# Exercise inputs
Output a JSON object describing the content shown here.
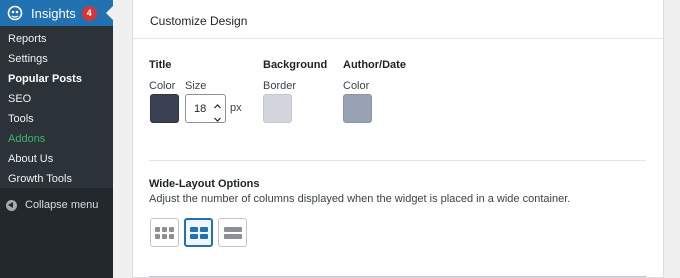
{
  "sidebar": {
    "app_title": "Insights",
    "badge_count": "4",
    "items": [
      {
        "label": "Reports"
      },
      {
        "label": "Settings"
      },
      {
        "label": "Popular Posts"
      },
      {
        "label": "SEO"
      },
      {
        "label": "Tools"
      },
      {
        "label": "Addons"
      },
      {
        "label": "About Us"
      },
      {
        "label": "Growth Tools"
      }
    ],
    "collapse_label": "Collapse menu"
  },
  "panel": {
    "title": "Customize Design",
    "title_section": {
      "heading": "Title",
      "color_label": "Color",
      "size_label": "Size",
      "size_value": "18",
      "size_unit": "px",
      "color_value": "#3a4152"
    },
    "background_section": {
      "heading": "Background",
      "border_label": "Border",
      "color_value": "#d3d7dd"
    },
    "author_section": {
      "heading": "Author/Date",
      "color_label": "Color",
      "color_value": "#99a2b3"
    },
    "wide_layout": {
      "heading": "Wide-Layout Options",
      "description": "Adjust the number of columns displayed when the widget is placed in a wide container.",
      "options": [
        {
          "name": "three-columns",
          "selected": false
        },
        {
          "name": "two-columns",
          "selected": true
        },
        {
          "name": "one-column",
          "selected": false
        }
      ]
    }
  },
  "colors": {
    "accent": "#2271b1",
    "addons": "#3bb371",
    "badge": "#d63638"
  }
}
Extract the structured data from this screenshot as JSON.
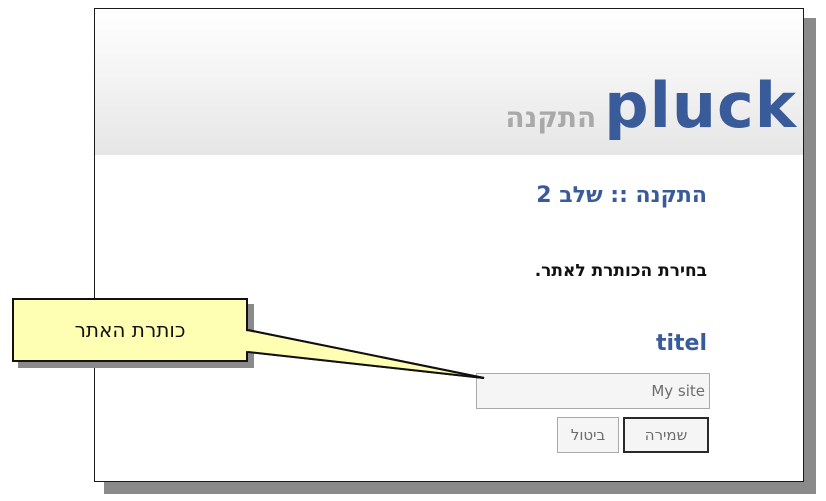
{
  "header": {
    "logo": "pluck",
    "subtitle": "התקנה"
  },
  "main": {
    "page_title": "התקנה :: שלב 2",
    "instruction": "בחירת הכותרת לאתר.",
    "field_label": "titel",
    "title_input": {
      "value": "My site"
    },
    "buttons": {
      "save_label": "שמירה",
      "cancel_label": "ביטול"
    }
  },
  "annotation": {
    "callout_text": "כותרת האתר"
  },
  "colors": {
    "accent": "#3a5b9a",
    "callout_fill": "#ffffb3",
    "muted_text": "#a9a9a9"
  }
}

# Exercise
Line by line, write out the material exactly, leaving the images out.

# Answer
Output a JSON object describing the content shown here.
{
  "sidebar": {
    "app_title": "Insights",
    "badge_count": "4",
    "items": [
      {
        "label": "Reports"
      },
      {
        "label": "Settings"
      },
      {
        "label": "Popular Posts"
      },
      {
        "label": "SEO"
      },
      {
        "label": "Tools"
      },
      {
        "label": "Addons"
      },
      {
        "label": "About Us"
      },
      {
        "label": "Growth Tools"
      }
    ],
    "collapse_label": "Collapse menu"
  },
  "panel": {
    "title": "Customize Design",
    "title_section": {
      "heading": "Title",
      "color_label": "Color",
      "size_label": "Size",
      "size_value": "18",
      "size_unit": "px",
      "color_value": "#3a4152"
    },
    "background_section": {
      "heading": "Background",
      "border_label": "Border",
      "color_value": "#d3d7dd"
    },
    "author_section": {
      "heading": "Author/Date",
      "color_label": "Color",
      "color_value": "#99a2b3"
    },
    "wide_layout": {
      "heading": "Wide-Layout Options",
      "description": "Adjust the number of columns displayed when the widget is placed in a wide container.",
      "options": [
        {
          "name": "three-columns",
          "selected": false
        },
        {
          "name": "two-columns",
          "selected": true
        },
        {
          "name": "one-column",
          "selected": false
        }
      ]
    }
  },
  "colors": {
    "accent": "#2271b1",
    "addons": "#3bb371",
    "badge": "#d63638"
  }
}
Extract the structured data from this screenshot as JSON.
{
  "header": {
    "logo": "pluck",
    "subtitle": "התקנה"
  },
  "main": {
    "page_title": "התקנה :: שלב 2",
    "instruction": "בחירת הכותרת לאתר.",
    "field_label": "titel",
    "title_input": {
      "value": "My site"
    },
    "buttons": {
      "save_label": "שמירה",
      "cancel_label": "ביטול"
    }
  },
  "annotation": {
    "callout_text": "כותרת האתר"
  },
  "colors": {
    "accent": "#3a5b9a",
    "callout_fill": "#ffffb3",
    "muted_text": "#a9a9a9"
  }
}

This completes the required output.